AB - Historically, anatomy has been taught via the more traditional practices of cadaveric dissection and prosections, and more recently by employing modern innovative technologies such as computer based learning packages and medical imaging. Using these recognised teaching methodologies in isolation or as a combination, have permitted institutions to reinforce and relate anatomical concepts and structures observed and learned from the text book, to 3D images and authentic anatomy existing in situ. These recognised teaching practices have a major similarity in that, structures can be easily visualised in anatomy text books or dissection rooms as they generally substantiate viewable features. This can include cells or tissues, which have been histologically prepared, or gross anatomical structures such as organs, muscles, blood vessels and nerves which have been dissected, and which can be clearly observed in cadavers and prosections, or computer generated medical images. However, neuroanatomical structures are not that easily identifiable. Neuroanatomical structures such as the ascending, sensory and descending motor tracts of the central nervous system that are central to the understanding of neuroanatomy and its concepts, cannot be observed, defined or identified as readily. Many of the associated structures that contain the cell bodies that control and integrate signals coming to and from these tracts, are located throughout specific regions of the spinal cord, brainstem and cerebrum, and whilst some of the larger structures are identifiable, many cannot be defined as easily. Therefore, the teaching and learning of neuroanatomy presents a different challenge in that, it is a subject that challenges the traditional learning styles of anatomy students as it deviates from the recognised anatomy teaching methods to which the students have been previously exposed and are somewhat accustomed to. The study of this subject requires students to leave their more customary ‘anatomy learning comfort zone’ of identifying and recognising anatomical structures, and are challenged and required to think more conceptually about the subject. This is something which their previous anatomy learning experiences have either not required, or has not had sufficient emphasis placed upon it. The development of a creative and innovative learning aid in parallel with traditional teaching practices, allows the introduction of more interactivity into these subjects that are contextually difficult and hard to visualise, aiding student appreciation of the subject and to appeal to a wider range of learning styles of students. This project aims to develop neuroanatomy specific teaching and learning aids, that will allow students to systematically and interactively follow the neuronal connections within the central nervous system, that control the sensory and motor nervous pathways within the adult human.

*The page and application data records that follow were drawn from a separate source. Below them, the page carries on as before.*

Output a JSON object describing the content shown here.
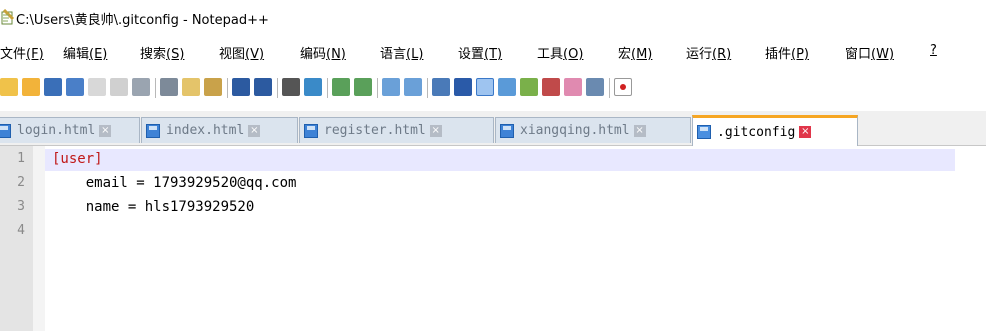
{
  "window": {
    "title": "C:\\Users\\黄良帅\\.gitconfig - Notepad++"
  },
  "menu": [
    {
      "label": "文件",
      "mnemonic": "(F)"
    },
    {
      "label": "编辑",
      "mnemonic": "(E)"
    },
    {
      "label": "搜索",
      "mnemonic": "(S)"
    },
    {
      "label": "视图",
      "mnemonic": "(V)"
    },
    {
      "label": "编码",
      "mnemonic": "(N)"
    },
    {
      "label": "语言",
      "mnemonic": "(L)"
    },
    {
      "label": "设置",
      "mnemonic": "(T)"
    },
    {
      "label": "工具",
      "mnemonic": "(O)"
    },
    {
      "label": "宏",
      "mnemonic": "(M)"
    },
    {
      "label": "运行",
      "mnemonic": "(R)"
    },
    {
      "label": "插件",
      "mnemonic": "(P)"
    },
    {
      "label": "窗口",
      "mnemonic": "(W)"
    },
    {
      "label": "",
      "mnemonic": "?"
    }
  ],
  "toolbar": {
    "icons": [
      "new-file-icon",
      "open-file-icon",
      "save-icon",
      "save-all-icon",
      "close-icon",
      "close-all-icon",
      "print-icon",
      "cut-icon",
      "copy-icon",
      "paste-icon",
      "undo-icon",
      "redo-icon",
      "find-icon",
      "replace-icon",
      "zoom-in-icon",
      "zoom-out-icon",
      "sync-vertical-icon",
      "sync-horizontal-icon",
      "word-wrap-icon",
      "show-all-chars-icon",
      "indent-guide-icon",
      "doc-map-icon",
      "function-list-icon",
      "folder-workspace-icon",
      "monitoring-icon",
      "record-macro-icon"
    ]
  },
  "tabs": [
    {
      "label": "login.html",
      "active": false
    },
    {
      "label": "index.html",
      "active": false
    },
    {
      "label": "register.html",
      "active": false
    },
    {
      "label": "xiangqing.html",
      "active": false
    },
    {
      "label": ".gitconfig",
      "active": true
    }
  ],
  "editor": {
    "line_numbers": [
      "1",
      "2",
      "3",
      "4"
    ],
    "lines": [
      "[user]",
      "    email = 1793929520@qq.com",
      "    name = hls1793929520",
      ""
    ]
  },
  "colors": {
    "section_header": "#c01818",
    "active_tab_accent": "#f6a623",
    "current_line": "#e8e8ff",
    "tab_close_active": "#e0364a"
  }
}
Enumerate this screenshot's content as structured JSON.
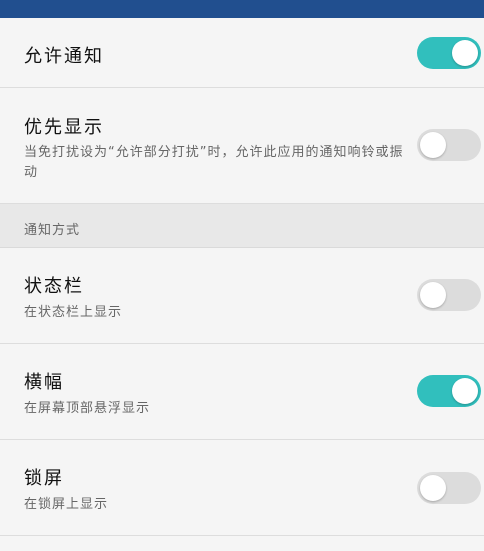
{
  "status_bar": {
    "color": "#214f8f"
  },
  "settings": {
    "allow_notifications": {
      "title": "允许通知",
      "enabled": true
    },
    "priority_display": {
      "title": "优先显示",
      "description": "当免打扰设为“允许部分打扰”时，允许此应用的通知响铃或振动",
      "enabled": false
    },
    "section_header": "通知方式",
    "status_bar_item": {
      "title": "状态栏",
      "description": "在状态栏上显示",
      "enabled": false
    },
    "banner": {
      "title": "横幅",
      "description": "在屏幕顶部悬浮显示",
      "enabled": true
    },
    "lock_screen": {
      "title": "锁屏",
      "description": "在锁屏上显示",
      "enabled": false
    }
  },
  "colors": {
    "toggle_on": "#31bfbd",
    "toggle_off": "#dcdcdc"
  }
}
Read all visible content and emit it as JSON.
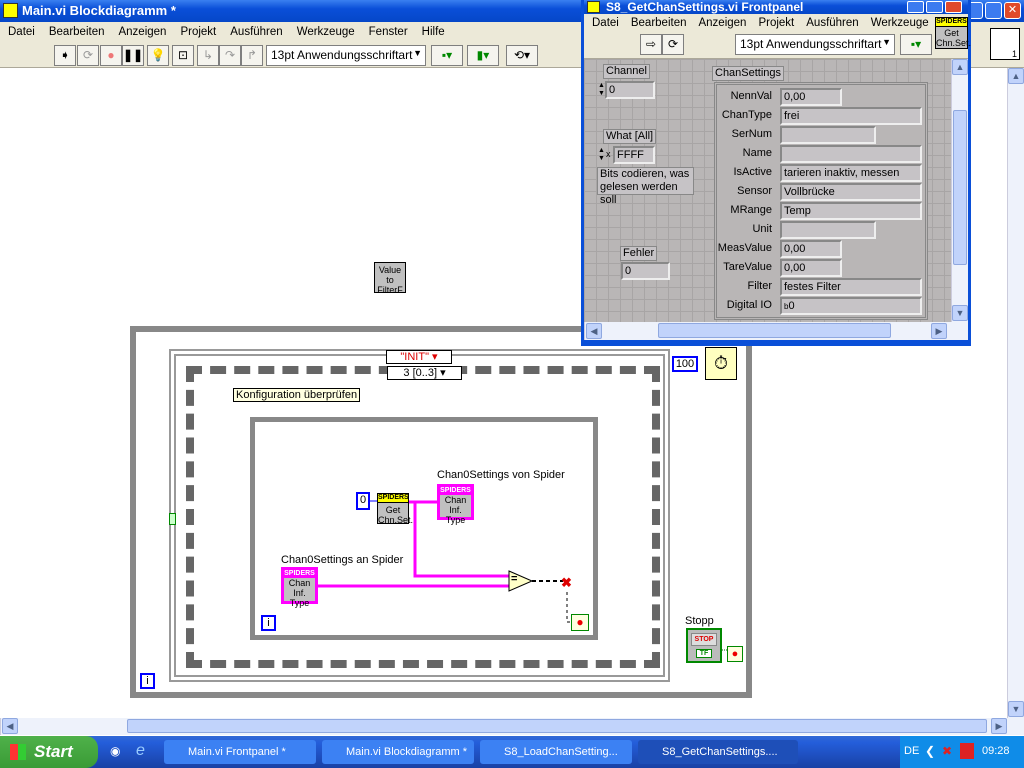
{
  "main_window": {
    "title": "Main.vi Blockdiagramm *",
    "menu": [
      "Datei",
      "Bearbeiten",
      "Anzeigen",
      "Projekt",
      "Ausführen",
      "Werkzeuge",
      "Fenster",
      "Hilfe"
    ],
    "font_select": "13pt Anwendungsschriftart"
  },
  "front_panel": {
    "title": "S8_GetChanSettings.vi Frontpanel",
    "menu": [
      "Datei",
      "Bearbeiten",
      "Anzeigen",
      "Projekt",
      "Ausführen",
      "Werkzeuge",
      "Fe"
    ],
    "font_select": "13pt Anwendungsschriftart",
    "icon_header": "SPIDERS",
    "icon_text": "Get Chn.Set.",
    "channel": {
      "label": "Channel",
      "value": "0"
    },
    "what": {
      "label": "What [All]",
      "radix": "x",
      "value": "FFFF",
      "note": "Bits codieren, was gelesen werden soll"
    },
    "fehler": {
      "label": "Fehler",
      "value": "0"
    },
    "chan_settings": {
      "label": "ChanSettings",
      "rows": [
        {
          "name": "NennVal",
          "value": "0,00"
        },
        {
          "name": "ChanType",
          "value": "frei"
        },
        {
          "name": "SerNum",
          "value": ""
        },
        {
          "name": "Name",
          "value": ""
        },
        {
          "name": "IsActive",
          "value": "tarieren inaktiv, messen"
        },
        {
          "name": "Sensor",
          "value": "Vollbrücke"
        },
        {
          "name": "MRange",
          "value": "Temp"
        },
        {
          "name": "Unit",
          "value": ""
        },
        {
          "name": "MeasValue",
          "value": "0,00"
        },
        {
          "name": "TareValue",
          "value": "0,00"
        },
        {
          "name": "Filter",
          "value": "festes Filter"
        },
        {
          "name": "Digital IO",
          "value": "0",
          "radix": "b"
        }
      ]
    }
  },
  "diagram": {
    "value_to_filter": "Value to FilterF",
    "case_selector": "\"INIT\"",
    "sequence_selector": "3 [0..3]",
    "comment": "Konfiguration überprüfen",
    "wait_ms": "100",
    "channel_const": "0",
    "get_node_header": "SPIDERS",
    "get_node_text": "Get Chn.Set.",
    "indicator_label": "Chan0Settings von Spider",
    "control_label": "Chan0Settings an Spider",
    "cluster_header": "SPIDERS",
    "cluster_text": "Chan Inf. Type",
    "equals": "=",
    "iteration": "i",
    "stop_label": "Stopp",
    "stop_button": "STOP",
    "stop_tf": "TF"
  },
  "taskbar": {
    "start": "Start",
    "tasks": [
      "Main.vi Frontpanel *",
      "Main.vi Blockdiagramm *",
      "S8_LoadChanSetting...",
      "S8_GetChanSettings...."
    ],
    "lang": "DE",
    "clock": "09:28"
  }
}
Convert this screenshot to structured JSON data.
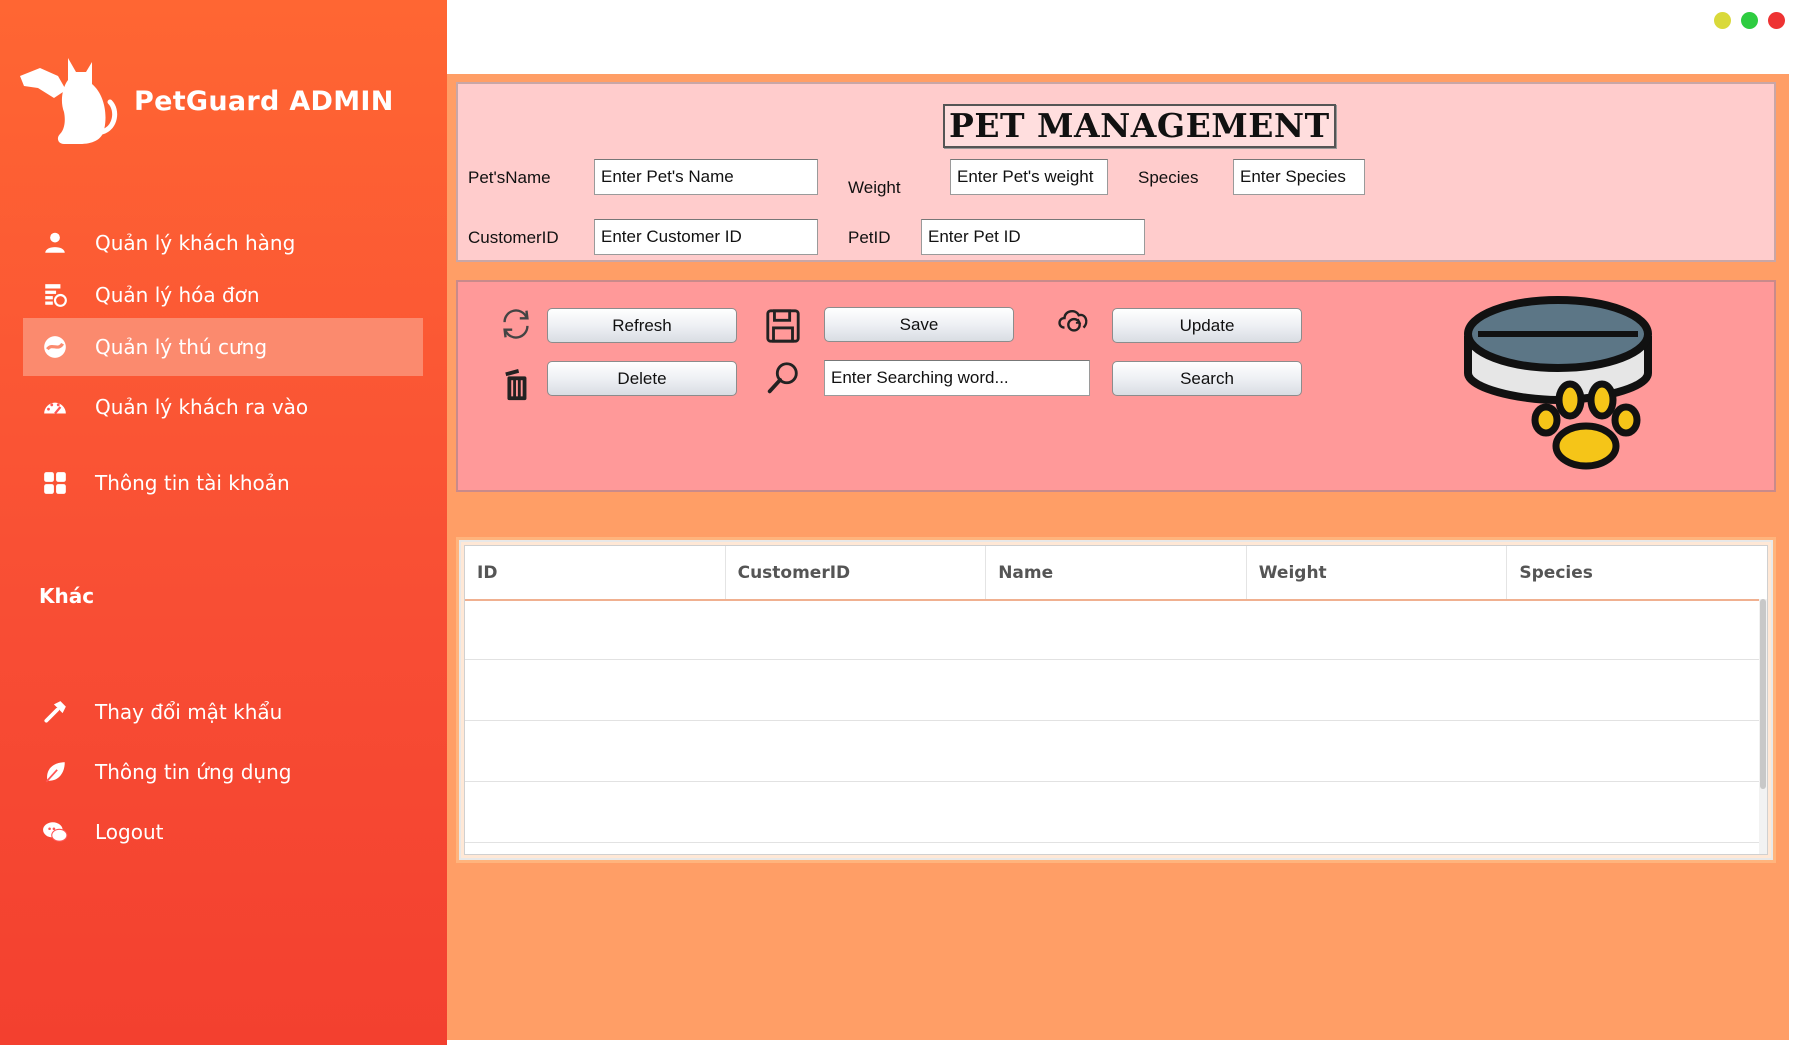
{
  "app": {
    "title": "PetGuard ADMIN"
  },
  "window_controls": [
    {
      "name": "minimize",
      "color": "#d9d93a"
    },
    {
      "name": "maximize",
      "color": "#2ecc40"
    },
    {
      "name": "close",
      "color": "#ee3333"
    }
  ],
  "sidebar": {
    "items": [
      {
        "label": "Quản lý khách hàng",
        "icon": "user-icon"
      },
      {
        "label": "Quản lý hóa đơn",
        "icon": "invoice-icon"
      },
      {
        "label": "Quản lý thú cưng",
        "icon": "pet-icon",
        "active": true
      },
      {
        "label": "Quản lý khách ra vào",
        "icon": "gauge-icon"
      },
      {
        "label": "Thông tin tài khoản",
        "icon": "grid-icon"
      }
    ],
    "section_label": "Khác",
    "other_items": [
      {
        "label": "Thay đổi mật khẩu",
        "icon": "hammer-icon"
      },
      {
        "label": "Thông tin ứng dụng",
        "icon": "leaf-icon"
      },
      {
        "label": "Logout",
        "icon": "chat-icon"
      }
    ]
  },
  "form": {
    "title": "PET MANAGEMENT",
    "pet_name_label": "Pet'sName",
    "pet_name_placeholder": "Enter Pet's Name",
    "weight_label": "Weight",
    "weight_placeholder": "Enter Pet's weight",
    "species_label": "Species",
    "species_placeholder": "Enter Species",
    "customer_id_label": "CustomerID",
    "customer_id_placeholder": "Enter Customer ID",
    "pet_id_label": "PetID",
    "pet_id_placeholder": "Enter Pet ID"
  },
  "actions": {
    "refresh_label": "Refresh",
    "save_label": "Save",
    "update_label": "Update",
    "delete_label": "Delete",
    "search_placeholder": "Enter Searching word...",
    "search_label": "Search"
  },
  "table": {
    "columns": [
      "ID",
      "CustomerID",
      "Name",
      "Weight",
      "Species"
    ],
    "rows": []
  },
  "colors": {
    "sidebar_top": "#ff6633",
    "sidebar_bottom": "#f3402f",
    "content_bg": "#ff9e66",
    "form_panel": "#ffcccc",
    "action_panel": "#ff9999"
  }
}
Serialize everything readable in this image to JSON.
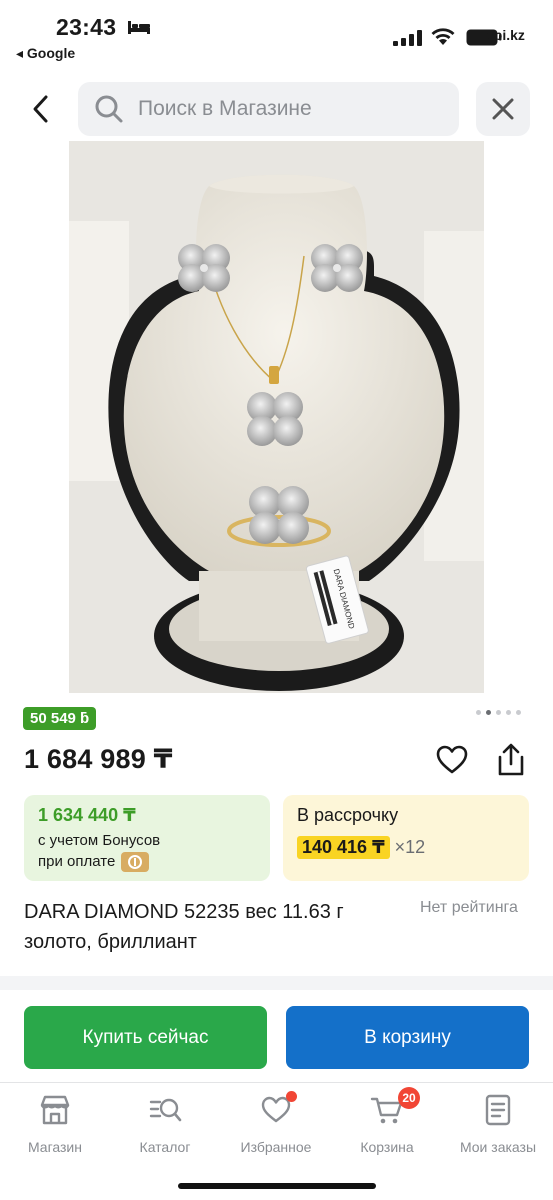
{
  "status_bar": {
    "time": "23:43",
    "back_app": "◂ Google",
    "site": "spi.kz"
  },
  "search": {
    "placeholder": "Поиск в Магазине"
  },
  "product": {
    "bonus_badge": "50 549 ƃ",
    "price": "1 684 989 ₸",
    "title": "DARA DIAMOND 52235 вес 11.63 г золото, бриллиант",
    "rating": "Нет рейтинга",
    "photo_tag_text": "DARA DIAMOND",
    "photo_gallery": {
      "total": 5,
      "active_index": 1
    }
  },
  "bonus_card": {
    "value": "1 634 440 ₸",
    "line1": "с учетом Бонусов",
    "line2": "при оплате"
  },
  "credit_card": {
    "title": "В рассрочку",
    "monthly": "140 416 ₸",
    "multiplier": "×12"
  },
  "actions": {
    "buy_now": "Купить сейчас",
    "add_to_cart": "В корзину"
  },
  "bottom_nav": {
    "items": [
      {
        "label": "Магазин",
        "icon": "shop-icon"
      },
      {
        "label": "Каталог",
        "icon": "catalog-search-icon"
      },
      {
        "label": "Избранное",
        "icon": "heart-icon"
      },
      {
        "label": "Корзина",
        "icon": "cart-icon",
        "badge": "20"
      },
      {
        "label": "Мои заказы",
        "icon": "orders-icon"
      }
    ]
  },
  "colors": {
    "green": "#3d9d28",
    "buy_green": "#2aa84a",
    "cart_blue": "#1470c9",
    "yellow": "#f9d423",
    "badge_red": "#f14635"
  }
}
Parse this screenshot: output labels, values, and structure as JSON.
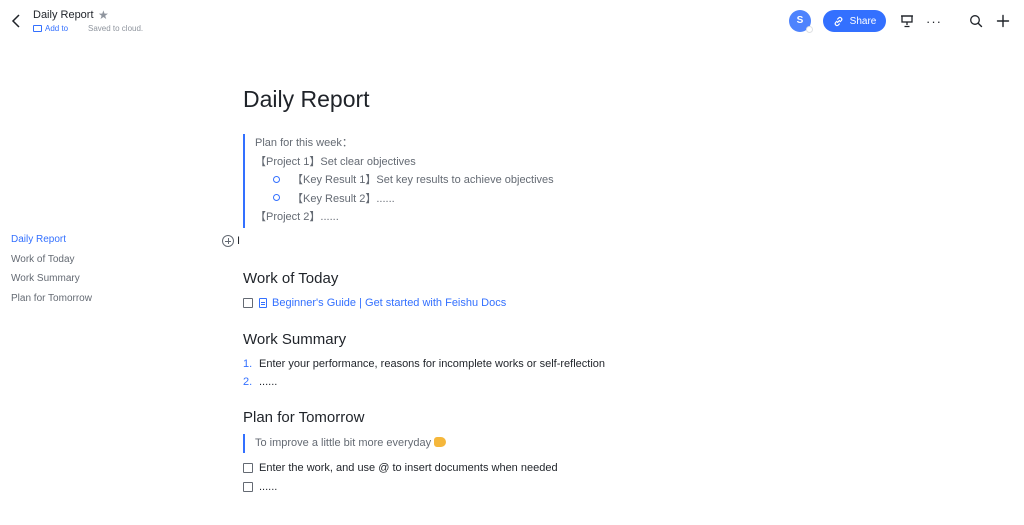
{
  "header": {
    "title": "Daily Report",
    "add_to": "Add to",
    "save_status": "Saved to cloud.",
    "avatar_initial": "S",
    "share_label": "Share",
    "more_label": "···"
  },
  "outline": {
    "items": [
      {
        "label": "Daily Report",
        "active": true
      },
      {
        "label": "Work of Today",
        "active": false
      },
      {
        "label": "Work Summary",
        "active": false
      },
      {
        "label": "Plan for Tomorrow",
        "active": false
      }
    ]
  },
  "doc": {
    "title": "Daily Report",
    "plan_quote": {
      "lines": [
        "Plan for this week：",
        "【Project 1】Set clear objectives",
        "【Key Result 1】Set key results to achieve objectives",
        "【Key Result 2】......",
        "【Project 2】......"
      ]
    },
    "cursor": "I",
    "work_today": {
      "heading": "Work of Today",
      "link_text": "Beginner's Guide | Get started with Feishu Docs"
    },
    "work_summary": {
      "heading": "Work Summary",
      "items": [
        {
          "num": "1.",
          "text": "Enter your performance, reasons for incomplete works or self-reflection"
        },
        {
          "num": "2.",
          "text": "......"
        }
      ]
    },
    "plan_tomorrow": {
      "heading": "Plan for Tomorrow",
      "quote": "To improve a little bit more everyday",
      "todos": [
        "Enter the work, and use @ to insert documents when needed",
        "......"
      ]
    }
  },
  "colors": {
    "accent": "#3370ff",
    "text": "#1f2329",
    "muted": "#646a73"
  }
}
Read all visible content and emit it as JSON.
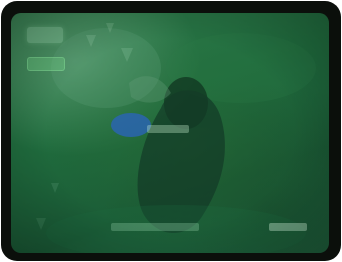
{
  "game": {
    "view": "night-vision",
    "accent": "#2f7a4a",
    "frame": "#0b0f0b"
  },
  "hud": {
    "top_left": "",
    "status": "",
    "target_label": "",
    "bottom_center": "",
    "bottom_right": ""
  }
}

M3 - Poster

ER -

Quinn J, Boyd P, Davidson S, Carleton M, McLaughlin D. Development of a neuroanatomy teaching aid to reinforce concepts from the classroom. 2018. Poster session presented at Centre for Educational Development Annual Conference, Belfast, United Kingdom.